Sing Street is the latest of John Carney’s music films. It premiered at the 2016 Sundance Film Festival and was released in theaters in the U.S. on April 15th. It stars newcomers, Ferdia Walsh-Peelo, Ben Carolan, and Mark McKenna, fresh faces, Jack Reynor and Lucy Boynton, and TV vets, Aidan Gillen and Maria Doyle Kennedy. This film is partially based on Carney’s life as a student at Synge Street, a Christian Brothers school, in Dublin, Ireland. The film is set during the 80’s and has plenty of references to 80’s rock bands such as Duran Duran, The Cure, Genesis, Hall & Oates, and more. It’s a coming of age film that tells the story of Conor “Cosmo” Lalor (Walsh-Peelo), a teenage boy who gets transferred to the Synge Street School after his family (Gillen as his Dad and Doyle Kennedy as his Mom) can no longer afford to send him to private school. The atmosphere at Conor’s new school is much more rough than normal between his classmates, school bullies, and the head Brother of the school. He befriends a boy named Darren (Carolan) who helps to show him the ropes. Shortly after this occurs, Conor decides to start a band that makes music videos to impress a girl named Raphina (Boynton) who lives near the school and watches the boys as they travel to class each day. Conor and Darren recruit a few of their other classmates to join the band in which Conor is the lead singer and Darren is the band manager. With the guidance of Conor’s older brother, Brendan (Reynor), Conor and his bandmate, Eamon (McKenna), write a song impressive enough to garner the attention of Raphina who agrees to star in a music video for the song. From then on, their band, Sing Street (a pun off of Synge Street), and Conor’s interest in music takes off. The band becomes more than just a way to win a girl. It becomes a way out of Ireland and in the midst of it all, Conor experiences more personal growth than he could have ever imagined.

The music in the film is 80’s pop rock style. The original songs in the movie take inspiration from songs by the 80’s bands featured in the film. The songs in the film were actually written and composed by Carney and Gary Clark. After hearing the first few original songs in the film, I could tell they sounded a lot like Carney’s style. He also wrote and composed songs for Begin Again. Although the music genres in each film are different, the style in Sing Street is very Carney-esque and has a slightly similar sound to the songs in Begin Again. It’s almost like a band coming out with another album. The songs are different and stylistically, a band may progress, but it still has their signature sound.
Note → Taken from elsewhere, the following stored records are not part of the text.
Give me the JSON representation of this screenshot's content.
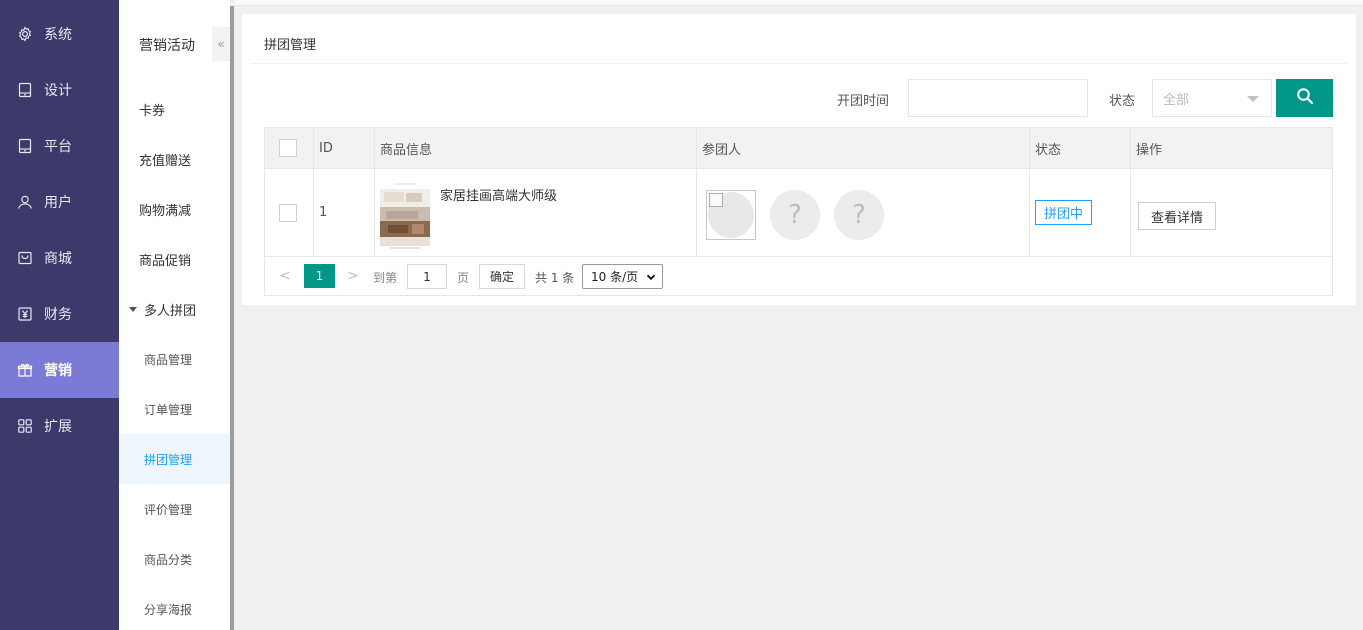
{
  "sidebar": {
    "items": [
      {
        "label": "系统",
        "icon": "gear-icon"
      },
      {
        "label": "设计",
        "icon": "tablet-icon"
      },
      {
        "label": "平台",
        "icon": "tablet-icon"
      },
      {
        "label": "用户",
        "icon": "user-icon"
      },
      {
        "label": "商城",
        "icon": "store-icon"
      },
      {
        "label": "财务",
        "icon": "yen-icon"
      },
      {
        "label": "营销",
        "icon": "gift-icon",
        "active": true
      },
      {
        "label": "扩展",
        "icon": "grid-icon"
      }
    ]
  },
  "submenu": {
    "title": "营销活动",
    "collapse_icon": "«",
    "items": [
      "卡券",
      "充值赠送",
      "购物满减",
      "商品促销"
    ],
    "group": {
      "label": "多人拼团",
      "items": [
        "商品管理",
        "订单管理",
        "拼团管理",
        "评价管理",
        "商品分类",
        "分享海报"
      ],
      "active": "拼团管理"
    }
  },
  "page": {
    "title": "拼团管理",
    "filters": {
      "time_label": "开团时间",
      "time_value": "",
      "status_label": "状态",
      "status_value": "全部"
    }
  },
  "table": {
    "headers": [
      "ID",
      "商品信息",
      "参团人",
      "状态",
      "操作"
    ],
    "rows": [
      {
        "id": "1",
        "product": "家居挂画高端大师级",
        "placeholder_avatar": "?",
        "status": "拼团中",
        "action": "查看详情"
      }
    ]
  },
  "pager": {
    "prev": "<",
    "current": "1",
    "next": ">",
    "goto_label": "到第",
    "goto_value": "1",
    "page_unit": "页",
    "confirm": "确定",
    "total": "共 1 条",
    "page_size": "10 条/页"
  },
  "colors": {
    "sidebar_bg": "#3b3a6b",
    "sidebar_active": "#7c7ad7",
    "primary": "#009688",
    "link_blue": "#1e9fff"
  }
}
I really liked this movie. I liked the story (maybe because I’m a bit biased towards a good coming of age tale). I liked that many actors in this movie aren’t well known and that the movie was a first for a large portion of the cast. I liked the original music. In fact, I really liked/like the song “Drive It Like You Stole It”. I liked so much about this film. I liked it much more thanĀ Begin Again and I liked it overall. Since it was released back in April (probably only limited release then), I’m sure it won’t be in theaters much longer. Luckily I checked the movie showings and times last week and was able to catch it while it was still in theaters near me. I recommend it to any music fan, but especially if you were a child of the 80’s and loved 80’s rock or even if you still love 80’s rock. It’s a great throwback music film, but also a great music film in general.

Here are some of my favorite original songs from the movie:

  1. Drive It Like You Stole It
  2. The Riddle of the Model
  3. Brown Shoes
  4. A Beautiful Sea
  5. Girls